A View Does Not Have Data Of Its Own Sql

SQL Programming

Hey there, fellow SQL enthusiasts! Today, I want to dive deep into the topic of views in SQL and discuss an interesting concept – how views do not have data of their own. As someone who has spent numerous hours working with SQL databases, I’ve come to appreciate the power and flexibility that views offer.

So, what exactly is a view? Well, in simple terms, a view is a virtual table that is derived from one or more tables in a database. It is a saved SQL query that can be treated like a table, allowing you to retrieve and manipulate data in a more convenient way. Views can be used to simplify complex queries, provide a level of data abstraction, and enhance security by restricting access to sensitive data.

However, it’s important to note that views do not store any data of their own. They are merely a representation of the underlying data in the tables they are derived from. Think of a view as a window through which you can look at the data in a different, more organized way. When you query a view, the database engine executes the underlying query and presents the results as if they were coming from a table.

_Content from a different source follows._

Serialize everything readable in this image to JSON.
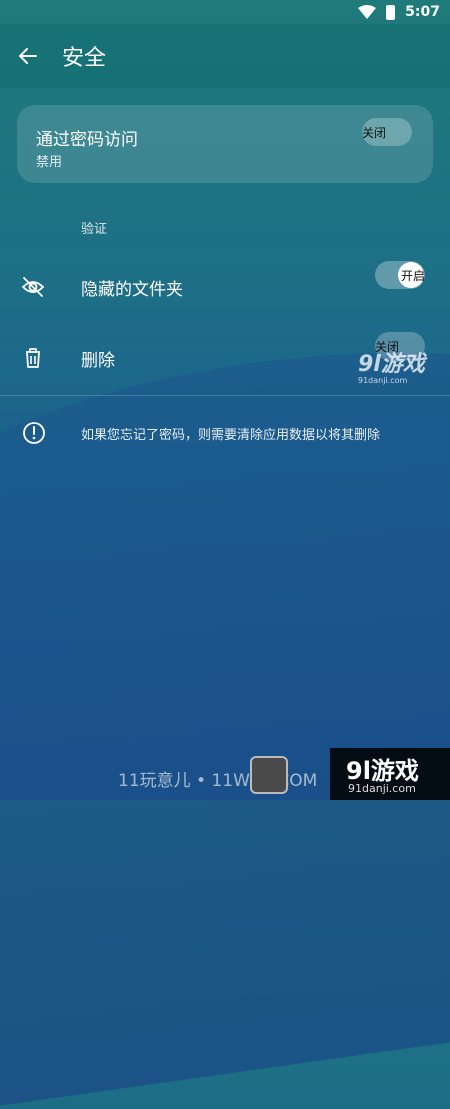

Now, you might be wondering why views don’t have their own data. The reason is simple – views are dynamic entities that are always up-to-date with the underlying tables. When you query a view, the database engine retrieves the data from the underlying tables in real-time. This means that any changes made to the underlying tables are immediately reflected in the view. It’s like having a live feed of the data!

Let’s consider an example to illustrate this concept further. Suppose we have two tables in our database – “Customers” and “Orders”. The “Customers” table contains information about our customers, such as their names and contact details, while the “Orders” table stores the details of the orders they have placed.

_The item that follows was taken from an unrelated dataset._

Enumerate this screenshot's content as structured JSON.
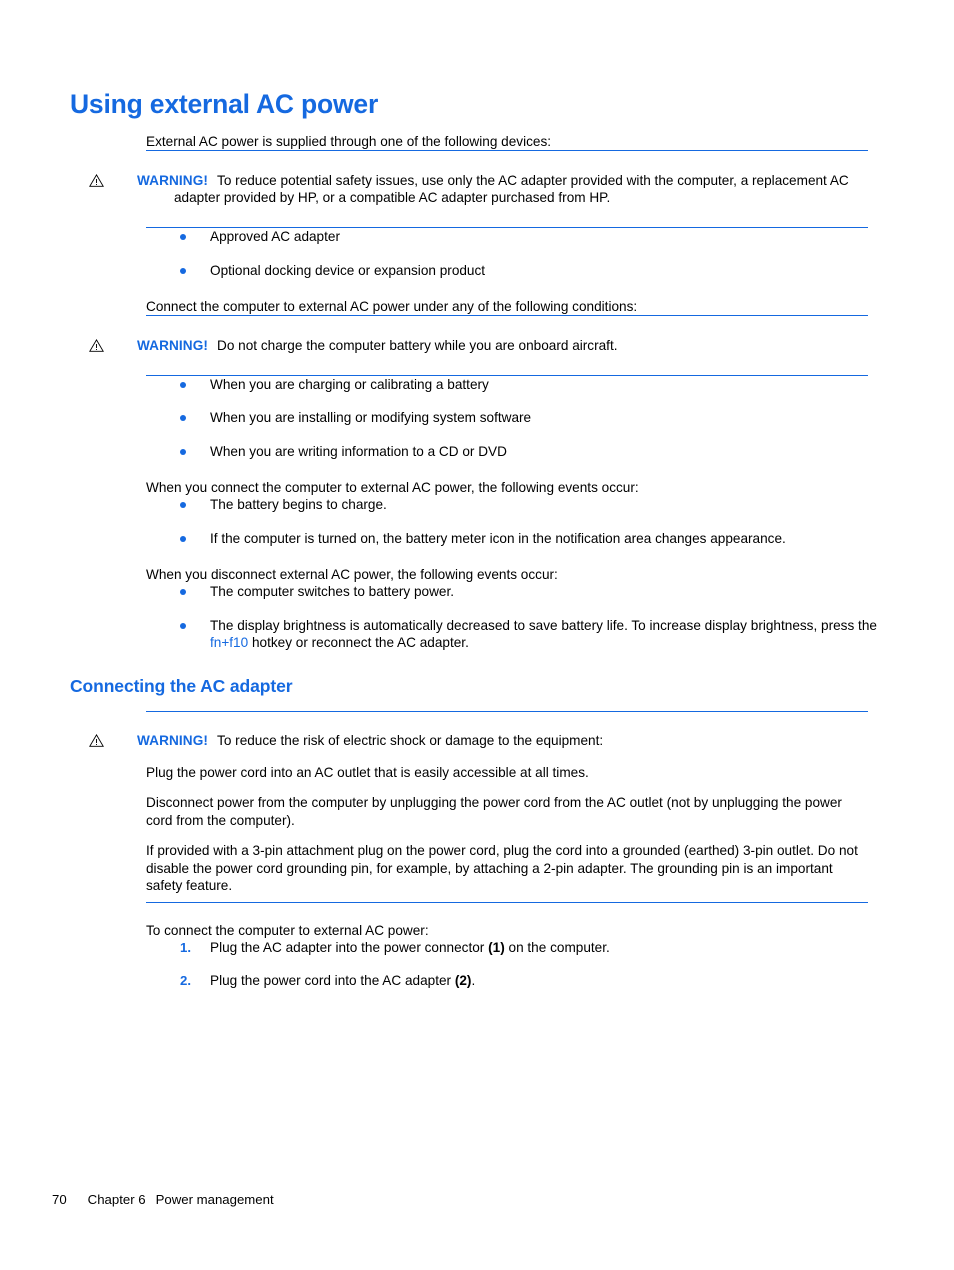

Now, let’s say we create a view called “CustomerOrders” that combines the data from the “Customers” and “Orders” tables to provide a consolidated view of customer information along with their order details. Whenever we query the “CustomerOrders” view, the database engine fetches the data from the “Customers” and “Orders” tables and presents it to us as if it were a single table.

It’s important to note that any changes made to the “Customers” or “Orders” tables will be reflected in the “CustomerOrders” view. Suppose a new customer is added to the “Customers” table or a new order is placed in the “Orders” table – the next time we query the “CustomerOrders” view, we will see the updated data.

In conclusion, views in SQL are powerful tools that allow us to query and manipulate data in a more convenient and organized manner. They provide a level of abstraction and enhance the security of our databases. Remember, views do not have data of their own – they are dynamic entities that reflect the data in the underlying tables in real-time. So, the next time you’re working with SQL databases, don’t forget to leverage the power of views!

Wrapping it up

Views are an integral part of SQL and offer a plethora of benefits. Though they don’t have data of their own, they provide a convenient way to work with complex queries, enhance security, and offer data abstraction. So, embrace the power of views and take your SQL skills to the next level!